» Instructions for the task
Output all records exactly, with no images.

» Material to process

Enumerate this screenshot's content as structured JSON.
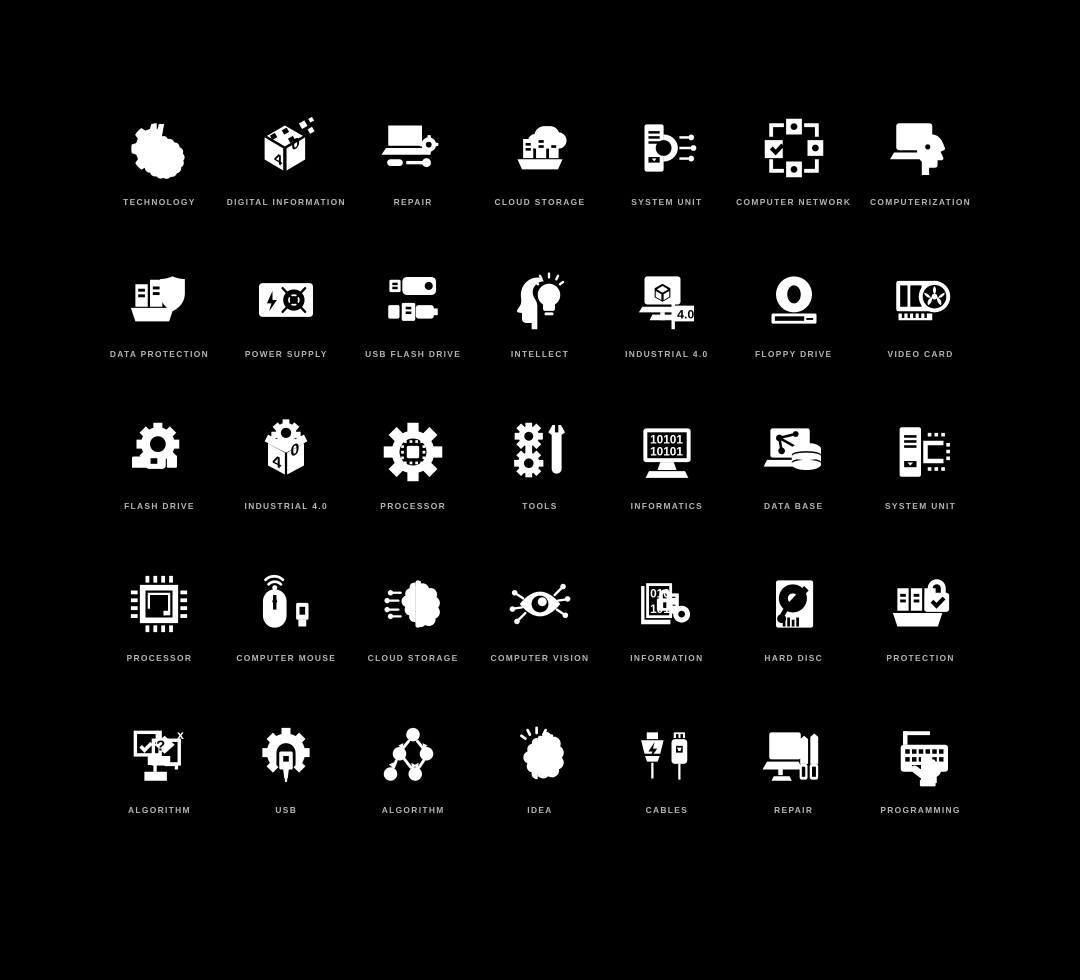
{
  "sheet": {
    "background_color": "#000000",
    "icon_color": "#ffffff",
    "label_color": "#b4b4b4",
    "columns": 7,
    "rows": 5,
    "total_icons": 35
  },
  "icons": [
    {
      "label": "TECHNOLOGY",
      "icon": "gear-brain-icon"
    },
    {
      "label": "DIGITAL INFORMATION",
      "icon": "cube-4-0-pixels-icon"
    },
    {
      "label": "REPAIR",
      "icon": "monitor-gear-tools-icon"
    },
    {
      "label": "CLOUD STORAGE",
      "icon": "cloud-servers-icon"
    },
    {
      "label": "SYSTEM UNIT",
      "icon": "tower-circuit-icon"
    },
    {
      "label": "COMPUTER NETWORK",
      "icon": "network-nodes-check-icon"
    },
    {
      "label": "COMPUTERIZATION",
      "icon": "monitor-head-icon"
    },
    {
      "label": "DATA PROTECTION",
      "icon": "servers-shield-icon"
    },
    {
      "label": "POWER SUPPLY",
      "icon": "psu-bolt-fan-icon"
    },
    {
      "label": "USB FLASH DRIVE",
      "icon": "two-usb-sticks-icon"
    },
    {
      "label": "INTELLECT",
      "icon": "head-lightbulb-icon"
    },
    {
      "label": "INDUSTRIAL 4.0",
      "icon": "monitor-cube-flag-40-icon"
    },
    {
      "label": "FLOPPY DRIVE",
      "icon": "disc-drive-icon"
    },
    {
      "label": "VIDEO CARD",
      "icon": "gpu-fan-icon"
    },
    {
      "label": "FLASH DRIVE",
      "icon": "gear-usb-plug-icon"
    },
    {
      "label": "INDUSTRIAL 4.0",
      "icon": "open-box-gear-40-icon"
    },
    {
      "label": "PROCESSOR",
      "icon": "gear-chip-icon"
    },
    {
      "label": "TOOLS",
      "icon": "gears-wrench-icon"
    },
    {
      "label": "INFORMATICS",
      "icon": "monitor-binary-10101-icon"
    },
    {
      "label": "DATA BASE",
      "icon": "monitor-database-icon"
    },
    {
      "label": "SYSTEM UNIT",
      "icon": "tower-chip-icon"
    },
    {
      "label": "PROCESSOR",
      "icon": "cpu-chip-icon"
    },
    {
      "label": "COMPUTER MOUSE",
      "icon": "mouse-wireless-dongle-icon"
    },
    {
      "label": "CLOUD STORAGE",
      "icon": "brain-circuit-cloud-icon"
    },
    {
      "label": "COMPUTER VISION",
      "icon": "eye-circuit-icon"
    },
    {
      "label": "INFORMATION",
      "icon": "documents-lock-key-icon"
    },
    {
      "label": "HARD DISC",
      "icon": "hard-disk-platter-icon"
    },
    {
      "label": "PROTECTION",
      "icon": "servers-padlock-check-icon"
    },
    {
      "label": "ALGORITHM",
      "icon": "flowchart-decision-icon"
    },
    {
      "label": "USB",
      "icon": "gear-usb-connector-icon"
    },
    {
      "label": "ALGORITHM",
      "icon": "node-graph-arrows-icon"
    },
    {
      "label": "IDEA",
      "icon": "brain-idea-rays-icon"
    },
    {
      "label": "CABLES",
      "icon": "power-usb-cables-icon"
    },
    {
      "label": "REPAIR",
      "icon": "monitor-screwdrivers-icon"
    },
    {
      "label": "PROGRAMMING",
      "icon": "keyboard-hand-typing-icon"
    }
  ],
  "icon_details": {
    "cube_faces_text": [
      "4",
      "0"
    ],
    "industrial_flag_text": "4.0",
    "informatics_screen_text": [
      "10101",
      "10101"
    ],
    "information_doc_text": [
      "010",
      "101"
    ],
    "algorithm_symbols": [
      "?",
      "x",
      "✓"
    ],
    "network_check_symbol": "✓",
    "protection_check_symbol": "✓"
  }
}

» Exercise output
Enumerate this screenshot's content as structured JSON.
{
  "sheet": {
    "background_color": "#000000",
    "icon_color": "#ffffff",
    "label_color": "#b4b4b4",
    "columns": 7,
    "rows": 5,
    "total_icons": 35
  },
  "icons": [
    {
      "label": "TECHNOLOGY",
      "icon": "gear-brain-icon"
    },
    {
      "label": "DIGITAL INFORMATION",
      "icon": "cube-4-0-pixels-icon"
    },
    {
      "label": "REPAIR",
      "icon": "monitor-gear-tools-icon"
    },
    {
      "label": "CLOUD STORAGE",
      "icon": "cloud-servers-icon"
    },
    {
      "label": "SYSTEM UNIT",
      "icon": "tower-circuit-icon"
    },
    {
      "label": "COMPUTER NETWORK",
      "icon": "network-nodes-check-icon"
    },
    {
      "label": "COMPUTERIZATION",
      "icon": "monitor-head-icon"
    },
    {
      "label": "DATA PROTECTION",
      "icon": "servers-shield-icon"
    },
    {
      "label": "POWER SUPPLY",
      "icon": "psu-bolt-fan-icon"
    },
    {
      "label": "USB FLASH DRIVE",
      "icon": "two-usb-sticks-icon"
    },
    {
      "label": "INTELLECT",
      "icon": "head-lightbulb-icon"
    },
    {
      "label": "INDUSTRIAL 4.0",
      "icon": "monitor-cube-flag-40-icon"
    },
    {
      "label": "FLOPPY DRIVE",
      "icon": "disc-drive-icon"
    },
    {
      "label": "VIDEO CARD",
      "icon": "gpu-fan-icon"
    },
    {
      "label": "FLASH DRIVE",
      "icon": "gear-usb-plug-icon"
    },
    {
      "label": "INDUSTRIAL 4.0",
      "icon": "open-box-gear-40-icon"
    },
    {
      "label": "PROCESSOR",
      "icon": "gear-chip-icon"
    },
    {
      "label": "TOOLS",
      "icon": "gears-wrench-icon"
    },
    {
      "label": "INFORMATICS",
      "icon": "monitor-binary-10101-icon"
    },
    {
      "label": "DATA BASE",
      "icon": "monitor-database-icon"
    },
    {
      "label": "SYSTEM UNIT",
      "icon": "tower-chip-icon"
    },
    {
      "label": "PROCESSOR",
      "icon": "cpu-chip-icon"
    },
    {
      "label": "COMPUTER MOUSE",
      "icon": "mouse-wireless-dongle-icon"
    },
    {
      "label": "CLOUD STORAGE",
      "icon": "brain-circuit-cloud-icon"
    },
    {
      "label": "COMPUTER VISION",
      "icon": "eye-circuit-icon"
    },
    {
      "label": "INFORMATION",
      "icon": "documents-lock-key-icon"
    },
    {
      "label": "HARD DISC",
      "icon": "hard-disk-platter-icon"
    },
    {
      "label": "PROTECTION",
      "icon": "servers-padlock-check-icon"
    },
    {
      "label": "ALGORITHM",
      "icon": "flowchart-decision-icon"
    },
    {
      "label": "USB",
      "icon": "gear-usb-connector-icon"
    },
    {
      "label": "ALGORITHM",
      "icon": "node-graph-arrows-icon"
    },
    {
      "label": "IDEA",
      "icon": "brain-idea-rays-icon"
    },
    {
      "label": "CABLES",
      "icon": "power-usb-cables-icon"
    },
    {
      "label": "REPAIR",
      "icon": "monitor-screwdrivers-icon"
    },
    {
      "label": "PROGRAMMING",
      "icon": "keyboard-hand-typing-icon"
    }
  ],
  "icon_details": {
    "cube_faces_text": [
      "4",
      "0"
    ],
    "industrial_flag_text": "4.0",
    "informatics_screen_text": [
      "10101",
      "10101"
    ],
    "information_doc_text": [
      "010",
      "101"
    ],
    "algorithm_symbols": [
      "?",
      "x",
      "✓"
    ],
    "network_check_symbol": "✓",
    "protection_check_symbol": "✓"
  }
}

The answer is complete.